A flower, sometimes known as a bloom or blossom, is the reproductive structure found in plants that are floral (plants of the division Magnoliophyta, also called angiosperms). The biological function of a flower is to effect reproduction, usually by providing a mechanism for the union of sperm with eggs. Flowers may facilitate outcrossing (fusion of sperm and eggs from different individuals in a population) or allow selfing (fusion of sperm and egg from the same flower). Some flowers produce diaspores without fertilization (parthenocarpy).
People from a planet without flowers would think we must be mad with joy the whole time to have such things about us.
Flowers contain sporangia and are the site where gametophytes develop. Many flowers have evolved to be attractive to animals, so as to cause them to be vectors for the transfer of pollen. After fertilization, the ovary of the flower develops into fruit containing seeds.
The Orchidaceae are well known for the many structural variations in their flowers. Some orchids have single flowers, but most have a racemose inflorescence, sometimes with a large number of flowers. The flowering stem can be basal, that is, produced from the base of the tuber, like in Cymbidium, apical, meaning it grows from the apex of the main stem, like in Cattleya, or axillary, from the leaf axil, as in Vanda.
As an apomorphy of the clade, orchid flowers are primitively zygomorphic (bilaterally symmetrical), although in some genera like Mormodes, Ludisia, and Macodes, this kind of symmetry may be difficult to notice.

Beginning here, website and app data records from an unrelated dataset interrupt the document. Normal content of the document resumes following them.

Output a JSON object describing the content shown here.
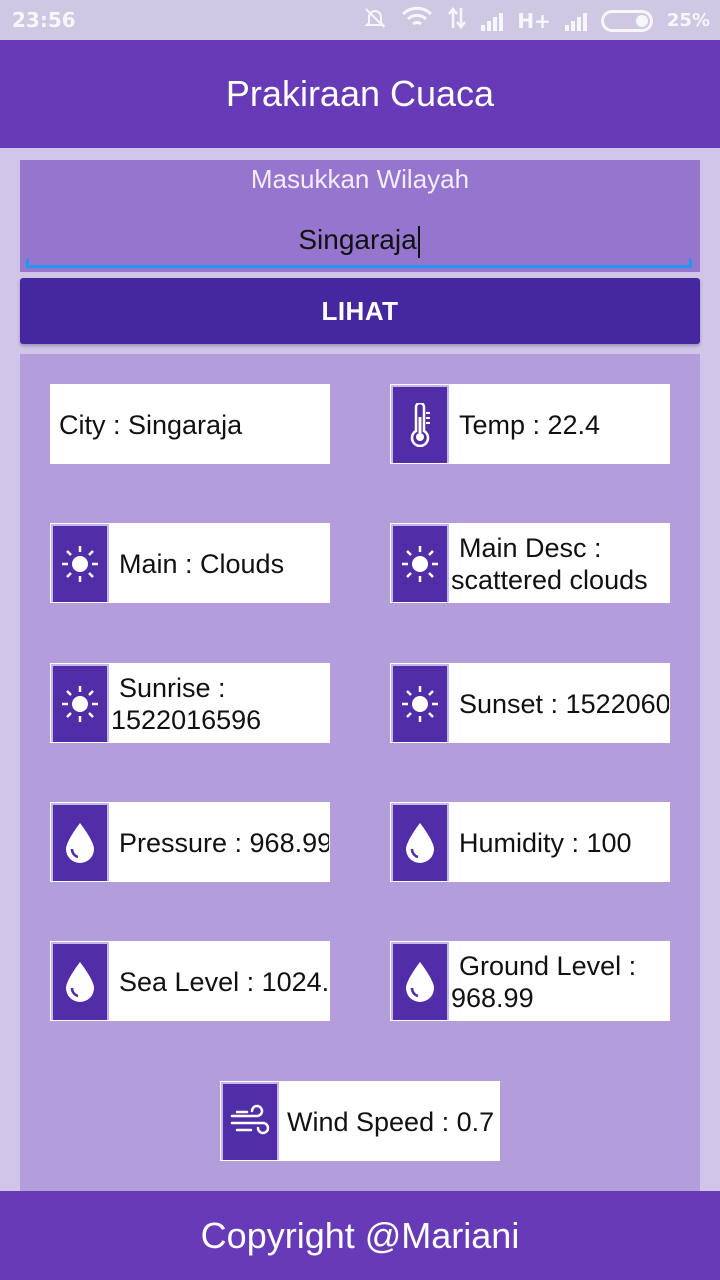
{
  "status_bar": {
    "time": "23:56",
    "network": "H+",
    "battery": "25%",
    "icons": [
      "mute-icon",
      "wifi-icon",
      "data-icon",
      "signal-icon",
      "signal-icon",
      "battery-icon"
    ]
  },
  "app_bar": {
    "title": "Prakiraan Cuaca"
  },
  "input": {
    "label": "Masukkan Wilayah",
    "value": "Singaraja"
  },
  "button": {
    "label": "LIHAT"
  },
  "results": {
    "city": "City : Singaraja",
    "temp": "Temp : 22.4",
    "main": "Main : Clouds",
    "main_desc_line1": "Main Desc :",
    "main_desc_line2": "scattered clouds",
    "sunrise_line1": "Sunrise :",
    "sunrise_line2": "1522016596",
    "sunset": "Sunset : 1522060",
    "pressure": "Pressure : 968.99",
    "humidity": "Humidity : 100",
    "sea_level": "Sea Level : 1024.",
    "ground_level_line1": "Ground Level :",
    "ground_level_line2": "968.99",
    "wind_speed": "Wind Speed : 0.7"
  },
  "footer": {
    "text": "Copyright @Mariani"
  },
  "colors": {
    "primary": "#673ab7",
    "primary_dark": "#4527a0",
    "panel": "#9575cd",
    "result_panel": "#b39ddb",
    "icon_bg": "#512da8",
    "accent": "#2196f3"
  }
}
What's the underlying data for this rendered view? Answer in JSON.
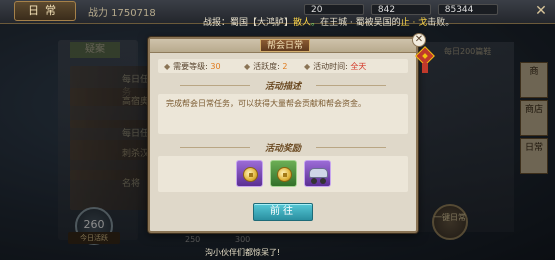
{
  "top": {
    "title": "日常",
    "power": "战力 1750718",
    "notice": {
      "prefix": "战报：",
      "part1": "蜀国【大鸿胪】",
      "name": "散人",
      "sep": "。",
      "part2": "在王城 · 蜀被吴国的",
      "enemy": "止 · 戈",
      "suffix": "击败。"
    },
    "resources": [
      "20",
      "842",
      "85344"
    ],
    "close_glyph": "✕"
  },
  "background": {
    "tab_label": "疑案",
    "list_items": [
      "每日任务",
      "高宿奥",
      "每日任",
      "刺杀汉",
      "名将"
    ],
    "right_tag": "每日200篇鞋",
    "level_value": "260",
    "level_sub": "今日活跃",
    "round_btn": "一键日常",
    "side_buttons": [
      "商",
      "商店",
      "日常"
    ],
    "axis_ticks": [
      "250",
      "300"
    ],
    "chat": "沟小伙伴们都惊呆了!"
  },
  "dialog": {
    "title": "帮会日常",
    "requirements": {
      "level_label": "需要等级:",
      "level_value": "30",
      "activity_label": "活跃度:",
      "activity_value": "2",
      "time_label": "活动时间:",
      "time_value": "全天"
    },
    "desc_header": "活动描述",
    "description": "完成帮会日常任务，可以获得大量帮会贡献和帮会资金。",
    "reward_header": "活动奖励",
    "rewards": [
      {
        "icon": "coin-icon",
        "quality": "purple"
      },
      {
        "icon": "coin-icon",
        "quality": "green"
      },
      {
        "icon": "cart-icon",
        "quality": "purple"
      }
    ],
    "go_label": "前往",
    "close_glyph": "✕"
  }
}
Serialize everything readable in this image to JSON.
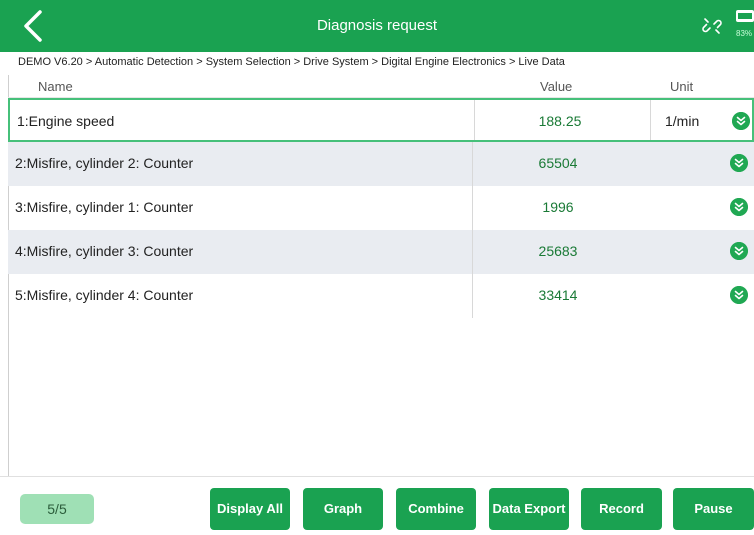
{
  "header": {
    "title": "Diagnosis request",
    "back_icon": "chevron-left-icon",
    "link_icon": "link-broken-icon",
    "battery_percent": "83%"
  },
  "breadcrumb": "DEMO V6.20 > Automatic Detection  > System Selection  > Drive System  > Digital Engine Electronics  > Live Data",
  "table": {
    "columns": [
      "Name",
      "Value",
      "Unit"
    ],
    "rows": [
      {
        "name": "1:Engine speed",
        "value": "188.25",
        "unit": "1/min"
      },
      {
        "name": "2:Misfire, cylinder 2: Counter",
        "value": "65504",
        "unit": ""
      },
      {
        "name": "3:Misfire, cylinder 1: Counter",
        "value": "1996",
        "unit": ""
      },
      {
        "name": "4:Misfire, cylinder 3: Counter",
        "value": "25683",
        "unit": ""
      },
      {
        "name": "5:Misfire, cylinder 4: Counter",
        "value": "33414",
        "unit": ""
      }
    ]
  },
  "footer": {
    "page_indicator": "5/5",
    "buttons": [
      "Display All",
      "Graph",
      "Combine",
      "Data Export",
      "Record",
      "Pause"
    ]
  },
  "colors": {
    "brand_green": "#1aa251",
    "value_green": "#1a7a36",
    "row_alt": "#e9ecf1",
    "selected_border": "#46c07a"
  }
}
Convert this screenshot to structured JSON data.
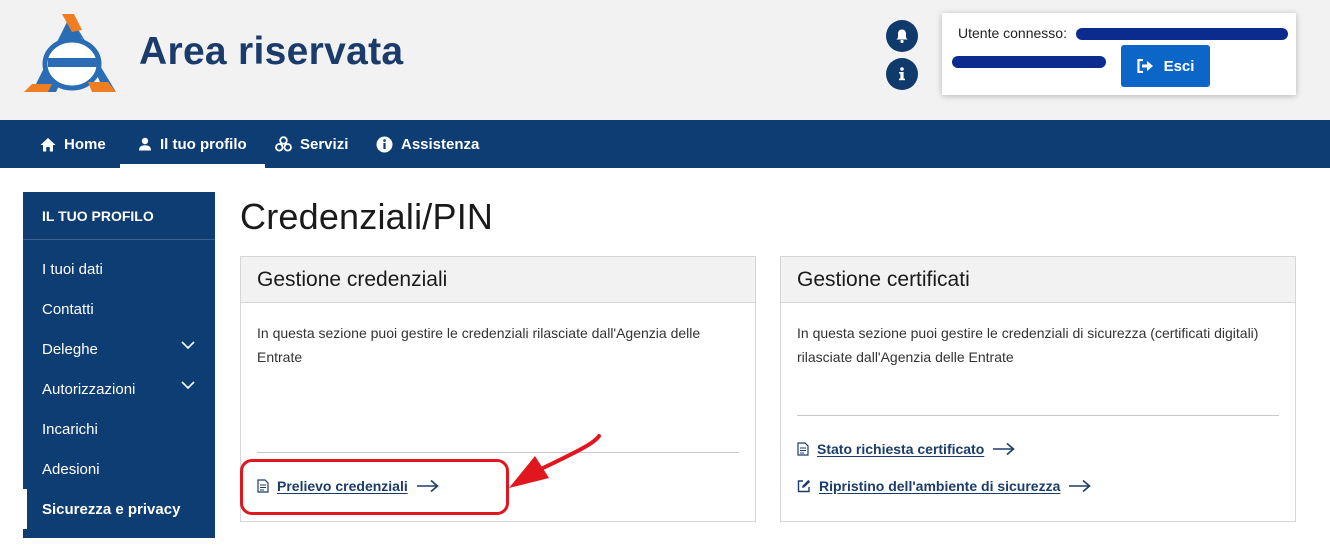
{
  "header": {
    "app_title": "Area riservata",
    "notification_icon": "bell-icon",
    "info_icon": "info-icon",
    "user": {
      "label": "Utente connesso:",
      "logout_label": "Esci",
      "logout_icon": "sign-out-icon"
    }
  },
  "nav": {
    "items": [
      {
        "label": "Home",
        "icon": "home-icon"
      },
      {
        "label": "Il tuo profilo",
        "icon": "user-icon",
        "active": true
      },
      {
        "label": "Servizi",
        "icon": "services-icon"
      },
      {
        "label": "Assistenza",
        "icon": "info-icon"
      }
    ]
  },
  "sidebar": {
    "title": "IL TUO PROFILO",
    "items": [
      {
        "label": "I tuoi dati"
      },
      {
        "label": "Contatti"
      },
      {
        "label": "Deleghe",
        "expandable": true
      },
      {
        "label": "Autorizzazioni",
        "expandable": true
      },
      {
        "label": "Incarichi"
      },
      {
        "label": "Adesioni"
      },
      {
        "label": "Sicurezza e privacy",
        "active": true
      }
    ]
  },
  "main": {
    "title": "Credenziali/PIN",
    "cards": [
      {
        "title": "Gestione credenziali",
        "text": "In questa sezione puoi gestire le credenziali rilasciate dall'Agenzia delle Entrate",
        "links": [
          {
            "label": "Prelievo credenziali",
            "icon": "document-icon"
          }
        ]
      },
      {
        "title": "Gestione certificati",
        "text": "In questa sezione puoi gestire le credenziali di sicurezza (certificati digitali) rilasciate dall'Agenzia delle Entrate",
        "links": [
          {
            "label": "Stato richiesta certificato",
            "icon": "document-icon"
          },
          {
            "label": "Ripristino dell'ambiente di sicurezza",
            "icon": "edit-icon"
          }
        ]
      }
    ]
  },
  "colors": {
    "primary": "#0d3d73",
    "button": "#0b66c8",
    "annotation": "#e0171f",
    "redaction": "#0c2b8f"
  }
}
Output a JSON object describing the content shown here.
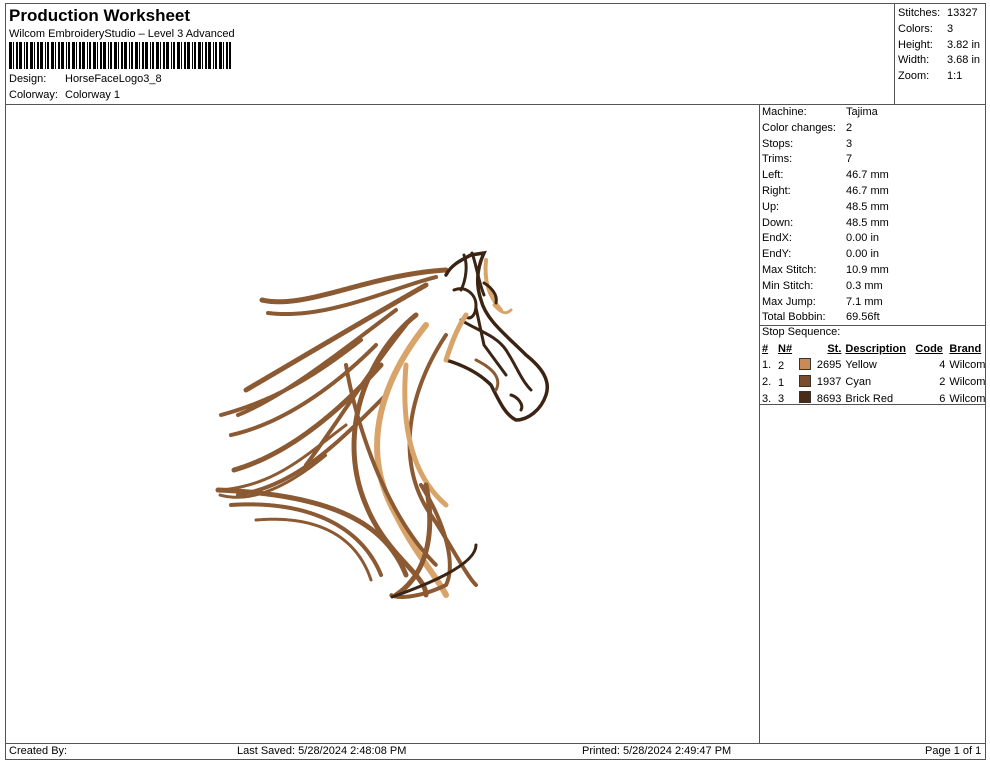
{
  "header": {
    "title": "Production Worksheet",
    "software": "Wilcom EmbroideryStudio – Level 3 Advanced",
    "design_label": "Design:",
    "design_value": "HorseFaceLogo3_8",
    "colorway_label": "Colorway:",
    "colorway_value": "Colorway 1"
  },
  "stats": [
    {
      "label": "Stitches:",
      "value": "13327"
    },
    {
      "label": "Colors:",
      "value": "3"
    },
    {
      "label": "Height:",
      "value": "3.82 in"
    },
    {
      "label": "Width:",
      "value": "3.68 in"
    },
    {
      "label": "Zoom:",
      "value": "1:1"
    }
  ],
  "machine_info": [
    {
      "label": "Machine:",
      "value": "Tajima"
    },
    {
      "label": "Color changes:",
      "value": "2"
    },
    {
      "label": "Stops:",
      "value": "3"
    },
    {
      "label": "Trims:",
      "value": "7"
    },
    {
      "label": "Left:",
      "value": "46.7 mm"
    },
    {
      "label": "Right:",
      "value": "46.7 mm"
    },
    {
      "label": "Up:",
      "value": "48.5 mm"
    },
    {
      "label": "Down:",
      "value": "48.5 mm"
    },
    {
      "label": "EndX:",
      "value": "0.00 in"
    },
    {
      "label": "EndY:",
      "value": "0.00 in"
    },
    {
      "label": "Max Stitch:",
      "value": "10.9 mm"
    },
    {
      "label": "Min Stitch:",
      "value": "0.3 mm"
    },
    {
      "label": "Max Jump:",
      "value": "7.1 mm"
    },
    {
      "label": "Total Bobbin:",
      "value": "69.56ft"
    }
  ],
  "stop_sequence": {
    "label": "Stop Sequence:",
    "columns": [
      "#",
      "N#",
      "St.",
      "Description",
      "Code",
      "Brand"
    ],
    "rows": [
      {
        "idx": "1.",
        "n": "2",
        "color": "#c98a55",
        "st": "2695",
        "desc": "Yellow",
        "code": "4",
        "brand": "Wilcom"
      },
      {
        "idx": "2.",
        "n": "1",
        "color": "#7a4e2c",
        "st": "1937",
        "desc": "Cyan",
        "code": "2",
        "brand": "Wilcom"
      },
      {
        "idx": "3.",
        "n": "3",
        "color": "#4a2a18",
        "st": "8693",
        "desc": "Brick Red",
        "code": "6",
        "brand": "Wilcom"
      }
    ]
  },
  "footer": {
    "created_by": "Created By:",
    "last_saved": "Last Saved: 5/28/2024 2:48:08 PM",
    "printed": "Printed: 5/28/2024 2:49:47 PM",
    "page": "Page 1 of 1"
  },
  "design_colors": {
    "light": "#d9a46a",
    "mid": "#8b5a33",
    "dark": "#3b2414"
  }
}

The four main parts of a flower are generally defined by their positions on the receptacle and not by their function. Many flowers lack some parts or parts may be modified into other functions and/or look like what is typically another part. In some families, like Ranunculaceae, the petals are greatly reduced and in many species the sepals are colorful and petal-like.